[Extracted records Boundary: Start]
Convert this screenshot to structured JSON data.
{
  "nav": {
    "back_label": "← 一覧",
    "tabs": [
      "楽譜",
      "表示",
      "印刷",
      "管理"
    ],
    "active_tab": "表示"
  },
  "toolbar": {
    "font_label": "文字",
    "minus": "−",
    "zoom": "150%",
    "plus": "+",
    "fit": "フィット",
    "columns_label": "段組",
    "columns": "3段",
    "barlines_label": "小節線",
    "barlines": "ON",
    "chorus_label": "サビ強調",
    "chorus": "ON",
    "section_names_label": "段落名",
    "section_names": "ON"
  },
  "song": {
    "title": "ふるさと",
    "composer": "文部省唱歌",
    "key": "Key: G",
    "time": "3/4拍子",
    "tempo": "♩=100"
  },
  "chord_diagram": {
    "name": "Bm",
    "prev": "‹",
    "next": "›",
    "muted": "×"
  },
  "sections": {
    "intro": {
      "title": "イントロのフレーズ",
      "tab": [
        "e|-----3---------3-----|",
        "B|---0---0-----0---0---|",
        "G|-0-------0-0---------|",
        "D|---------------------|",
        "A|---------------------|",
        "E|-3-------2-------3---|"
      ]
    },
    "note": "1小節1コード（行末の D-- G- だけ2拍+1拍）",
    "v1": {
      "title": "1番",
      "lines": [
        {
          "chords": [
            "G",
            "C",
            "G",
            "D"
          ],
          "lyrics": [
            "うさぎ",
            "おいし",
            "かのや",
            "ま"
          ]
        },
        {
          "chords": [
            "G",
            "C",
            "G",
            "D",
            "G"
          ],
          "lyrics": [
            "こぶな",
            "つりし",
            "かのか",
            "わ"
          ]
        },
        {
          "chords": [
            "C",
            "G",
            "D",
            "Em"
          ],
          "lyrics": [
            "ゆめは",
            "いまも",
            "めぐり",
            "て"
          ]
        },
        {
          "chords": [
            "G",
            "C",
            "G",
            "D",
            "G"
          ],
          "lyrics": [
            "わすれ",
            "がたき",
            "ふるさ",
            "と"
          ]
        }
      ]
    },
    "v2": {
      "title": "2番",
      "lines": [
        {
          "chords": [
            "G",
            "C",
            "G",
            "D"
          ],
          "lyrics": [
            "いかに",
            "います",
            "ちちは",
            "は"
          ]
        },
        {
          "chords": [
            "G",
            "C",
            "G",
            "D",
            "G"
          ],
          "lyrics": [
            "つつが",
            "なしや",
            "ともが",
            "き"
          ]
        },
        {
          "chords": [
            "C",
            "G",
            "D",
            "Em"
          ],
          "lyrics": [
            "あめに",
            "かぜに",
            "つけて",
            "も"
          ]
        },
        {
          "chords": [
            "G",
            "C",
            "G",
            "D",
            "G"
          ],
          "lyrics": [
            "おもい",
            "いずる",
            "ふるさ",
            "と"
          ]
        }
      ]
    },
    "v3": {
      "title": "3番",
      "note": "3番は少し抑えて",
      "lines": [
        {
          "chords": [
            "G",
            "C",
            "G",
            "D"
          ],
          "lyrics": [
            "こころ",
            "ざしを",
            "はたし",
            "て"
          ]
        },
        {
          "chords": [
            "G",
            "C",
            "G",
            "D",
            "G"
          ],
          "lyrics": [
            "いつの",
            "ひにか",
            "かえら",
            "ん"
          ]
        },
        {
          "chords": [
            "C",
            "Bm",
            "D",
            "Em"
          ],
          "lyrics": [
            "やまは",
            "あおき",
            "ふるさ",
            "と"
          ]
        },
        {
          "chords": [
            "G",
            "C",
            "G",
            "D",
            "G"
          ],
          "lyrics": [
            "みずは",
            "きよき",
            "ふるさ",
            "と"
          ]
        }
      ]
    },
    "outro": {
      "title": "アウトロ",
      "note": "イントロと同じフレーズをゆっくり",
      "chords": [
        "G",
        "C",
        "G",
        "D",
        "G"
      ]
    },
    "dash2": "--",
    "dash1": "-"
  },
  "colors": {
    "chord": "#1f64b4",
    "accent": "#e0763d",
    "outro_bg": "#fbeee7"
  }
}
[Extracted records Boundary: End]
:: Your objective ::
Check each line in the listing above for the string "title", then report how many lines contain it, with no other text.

:: Exercise output ::
6